◆ Instructions to follow ◆
Among the lines below, count those with "towarów". Give only the number.

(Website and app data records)
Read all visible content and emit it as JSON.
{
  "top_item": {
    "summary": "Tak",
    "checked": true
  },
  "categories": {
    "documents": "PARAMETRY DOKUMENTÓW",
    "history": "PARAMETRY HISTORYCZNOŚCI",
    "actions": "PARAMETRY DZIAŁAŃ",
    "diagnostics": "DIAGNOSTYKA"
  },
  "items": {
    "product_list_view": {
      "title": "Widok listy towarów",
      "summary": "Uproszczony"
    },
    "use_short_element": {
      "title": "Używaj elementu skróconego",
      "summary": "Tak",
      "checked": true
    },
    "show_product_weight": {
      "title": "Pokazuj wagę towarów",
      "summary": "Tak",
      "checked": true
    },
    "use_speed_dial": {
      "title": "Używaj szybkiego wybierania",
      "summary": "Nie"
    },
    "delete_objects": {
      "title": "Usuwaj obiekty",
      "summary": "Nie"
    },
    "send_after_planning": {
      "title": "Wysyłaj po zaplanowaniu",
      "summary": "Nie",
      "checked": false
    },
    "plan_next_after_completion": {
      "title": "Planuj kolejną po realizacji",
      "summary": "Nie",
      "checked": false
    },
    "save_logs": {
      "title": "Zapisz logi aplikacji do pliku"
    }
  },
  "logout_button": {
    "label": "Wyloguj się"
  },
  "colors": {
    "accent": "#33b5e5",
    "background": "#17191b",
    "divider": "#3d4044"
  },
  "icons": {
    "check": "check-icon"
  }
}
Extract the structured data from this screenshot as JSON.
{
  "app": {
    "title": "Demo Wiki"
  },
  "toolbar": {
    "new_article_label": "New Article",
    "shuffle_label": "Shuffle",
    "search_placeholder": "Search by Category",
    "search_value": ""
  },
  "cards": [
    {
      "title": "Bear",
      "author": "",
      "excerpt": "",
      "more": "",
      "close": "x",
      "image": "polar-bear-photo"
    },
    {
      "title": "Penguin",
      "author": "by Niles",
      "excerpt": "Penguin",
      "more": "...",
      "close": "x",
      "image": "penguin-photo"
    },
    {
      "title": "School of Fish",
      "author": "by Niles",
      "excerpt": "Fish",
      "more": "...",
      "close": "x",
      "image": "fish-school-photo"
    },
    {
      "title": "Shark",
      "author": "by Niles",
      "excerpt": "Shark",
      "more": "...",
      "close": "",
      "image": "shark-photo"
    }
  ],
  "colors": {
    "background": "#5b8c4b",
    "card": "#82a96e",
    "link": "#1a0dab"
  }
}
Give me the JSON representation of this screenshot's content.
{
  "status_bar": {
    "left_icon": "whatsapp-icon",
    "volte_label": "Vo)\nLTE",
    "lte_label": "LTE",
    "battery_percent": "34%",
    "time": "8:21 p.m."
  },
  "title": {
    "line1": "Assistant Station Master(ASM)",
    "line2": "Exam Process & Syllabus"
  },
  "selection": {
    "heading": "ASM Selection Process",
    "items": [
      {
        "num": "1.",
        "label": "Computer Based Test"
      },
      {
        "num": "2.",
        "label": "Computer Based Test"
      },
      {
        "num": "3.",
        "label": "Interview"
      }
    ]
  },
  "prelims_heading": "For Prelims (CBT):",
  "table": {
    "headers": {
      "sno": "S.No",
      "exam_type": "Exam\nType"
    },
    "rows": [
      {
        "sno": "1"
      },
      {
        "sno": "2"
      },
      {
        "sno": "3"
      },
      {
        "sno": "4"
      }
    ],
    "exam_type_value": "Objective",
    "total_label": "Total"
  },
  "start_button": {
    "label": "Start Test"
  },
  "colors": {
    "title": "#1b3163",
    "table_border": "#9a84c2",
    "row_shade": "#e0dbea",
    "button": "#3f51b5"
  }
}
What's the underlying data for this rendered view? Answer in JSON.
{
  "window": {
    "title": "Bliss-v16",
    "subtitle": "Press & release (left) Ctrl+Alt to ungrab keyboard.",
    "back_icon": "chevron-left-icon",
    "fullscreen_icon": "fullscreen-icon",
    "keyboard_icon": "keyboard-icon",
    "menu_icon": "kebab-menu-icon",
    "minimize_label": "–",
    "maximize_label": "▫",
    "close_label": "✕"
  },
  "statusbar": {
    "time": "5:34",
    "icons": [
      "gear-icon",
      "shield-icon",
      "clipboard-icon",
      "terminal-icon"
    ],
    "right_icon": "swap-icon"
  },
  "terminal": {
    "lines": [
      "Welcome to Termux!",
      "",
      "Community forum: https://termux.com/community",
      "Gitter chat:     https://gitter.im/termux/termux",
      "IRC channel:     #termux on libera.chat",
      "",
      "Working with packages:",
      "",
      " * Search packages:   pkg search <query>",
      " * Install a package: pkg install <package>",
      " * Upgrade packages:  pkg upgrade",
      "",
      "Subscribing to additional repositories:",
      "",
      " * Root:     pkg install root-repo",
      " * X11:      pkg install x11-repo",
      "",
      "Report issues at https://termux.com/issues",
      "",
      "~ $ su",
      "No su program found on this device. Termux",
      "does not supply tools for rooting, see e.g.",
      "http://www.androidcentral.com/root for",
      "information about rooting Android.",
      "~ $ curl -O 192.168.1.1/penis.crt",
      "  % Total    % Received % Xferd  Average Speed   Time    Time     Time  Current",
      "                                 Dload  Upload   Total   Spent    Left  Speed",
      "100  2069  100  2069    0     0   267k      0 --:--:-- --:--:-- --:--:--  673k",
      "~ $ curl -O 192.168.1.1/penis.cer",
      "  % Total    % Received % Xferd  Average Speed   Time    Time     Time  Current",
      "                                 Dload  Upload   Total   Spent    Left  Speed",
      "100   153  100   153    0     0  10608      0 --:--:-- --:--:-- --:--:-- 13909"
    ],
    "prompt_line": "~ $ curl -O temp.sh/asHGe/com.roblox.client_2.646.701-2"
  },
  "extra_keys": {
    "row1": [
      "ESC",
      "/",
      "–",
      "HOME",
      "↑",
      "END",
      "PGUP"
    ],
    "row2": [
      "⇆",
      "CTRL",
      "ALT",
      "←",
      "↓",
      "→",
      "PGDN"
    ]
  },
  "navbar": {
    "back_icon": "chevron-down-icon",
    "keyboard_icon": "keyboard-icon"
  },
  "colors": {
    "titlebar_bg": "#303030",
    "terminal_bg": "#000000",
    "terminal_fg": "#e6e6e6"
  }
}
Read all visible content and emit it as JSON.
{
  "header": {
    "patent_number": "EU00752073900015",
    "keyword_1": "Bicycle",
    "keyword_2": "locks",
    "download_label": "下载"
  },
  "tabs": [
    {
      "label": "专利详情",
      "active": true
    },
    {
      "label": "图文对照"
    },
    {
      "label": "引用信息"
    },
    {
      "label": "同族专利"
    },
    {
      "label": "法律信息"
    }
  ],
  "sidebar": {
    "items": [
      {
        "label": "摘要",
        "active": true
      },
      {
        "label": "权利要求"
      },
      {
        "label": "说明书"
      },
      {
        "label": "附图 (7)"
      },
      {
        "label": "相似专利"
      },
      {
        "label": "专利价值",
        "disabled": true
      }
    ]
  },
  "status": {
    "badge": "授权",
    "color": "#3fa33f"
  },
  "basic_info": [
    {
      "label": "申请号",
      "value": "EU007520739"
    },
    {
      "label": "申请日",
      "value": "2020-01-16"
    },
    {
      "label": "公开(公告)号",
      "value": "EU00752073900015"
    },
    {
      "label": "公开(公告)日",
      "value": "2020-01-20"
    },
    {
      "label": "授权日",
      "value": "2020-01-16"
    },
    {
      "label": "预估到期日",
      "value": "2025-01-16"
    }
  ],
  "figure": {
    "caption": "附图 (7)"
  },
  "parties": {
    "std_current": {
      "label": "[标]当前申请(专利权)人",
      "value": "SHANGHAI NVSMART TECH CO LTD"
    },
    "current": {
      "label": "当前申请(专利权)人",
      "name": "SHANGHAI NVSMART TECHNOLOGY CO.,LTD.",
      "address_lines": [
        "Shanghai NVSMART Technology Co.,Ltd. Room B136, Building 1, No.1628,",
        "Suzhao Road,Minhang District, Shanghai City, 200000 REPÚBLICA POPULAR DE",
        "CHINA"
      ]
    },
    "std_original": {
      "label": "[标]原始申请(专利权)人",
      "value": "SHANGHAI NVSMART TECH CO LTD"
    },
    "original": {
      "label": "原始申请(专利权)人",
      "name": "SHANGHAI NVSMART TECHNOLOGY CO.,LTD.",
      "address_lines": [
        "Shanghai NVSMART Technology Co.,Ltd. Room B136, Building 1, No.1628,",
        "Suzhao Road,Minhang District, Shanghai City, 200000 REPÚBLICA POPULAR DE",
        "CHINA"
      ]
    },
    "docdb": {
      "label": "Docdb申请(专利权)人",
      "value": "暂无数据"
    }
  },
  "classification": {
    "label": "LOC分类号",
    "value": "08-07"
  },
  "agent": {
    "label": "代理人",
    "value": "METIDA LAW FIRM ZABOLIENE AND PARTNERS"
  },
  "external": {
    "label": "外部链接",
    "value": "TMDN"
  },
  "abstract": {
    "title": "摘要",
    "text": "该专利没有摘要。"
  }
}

◆ Exercise solution ◆
2